Guest blogger Ben Drake on a writer’s influences.
My first memory of the original “Star Wars” trilogy was the ending of “The Empire Strikes Back.” Then the waiting in line to get tickets for “Return of the Jedi” and watching that film in the movie theatre. Little did I know how much that movie would influence my life.
When I was in my twenties, a friend of mine gave me the book called Sidharthra by Hermen Hess. Reading this great book, I couldn’t help but notice similarities between the struggles of Sidharthra, and the challenges a Jedi must face, plus the rewards that accompany them. That got me wondering whether this book had a strong influence on George Lucas’ creation of “Star Wars,” specifically the concept of the force.
How much impact do the books we read, and the shows we watch, and the tunes we hear have on what we write? Is there even a chance of an original thought left for writers to write about?
Dixon says – I’ve heard it said there are only two stories: (1) someone goes on a journey, and (2) a stranger comes to town.
That’s a joke, of course, but still…
It’s hard to think of a story, or theme, or plot twist that hasn’t already been none to death. In the end, though, what’s important isn’t the subject matter, but rather your approach and execution. Sure, “West Side Story” was inspired by “Romeo and Juliet,” but didn’t the 1960s film feel every bit as fresh and energetic as the original must have seemed to Londoners at the Globe so many years ago?

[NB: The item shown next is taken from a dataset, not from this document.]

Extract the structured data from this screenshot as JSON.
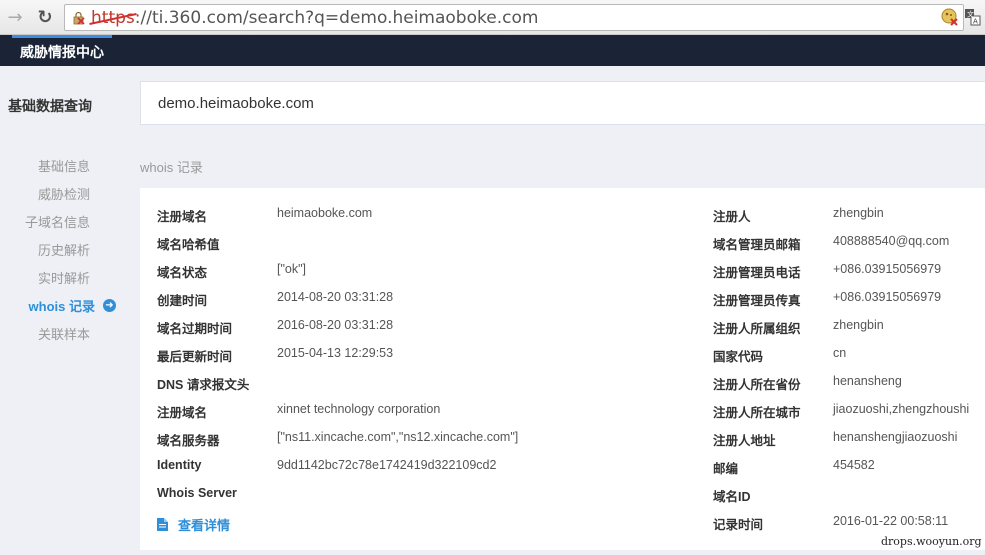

When we read a children’s book about the Three Little Pigs – except it’s told from the point of view of the Big Bad Wolf – we recognize it’s not an original story, but we still chuckle at the creativity of the author and the unexpected approach. In fact, I've found it can be an interesting exercise to take a well-worn story and try to "stand it on its head" so it becomes a new and fresh concept.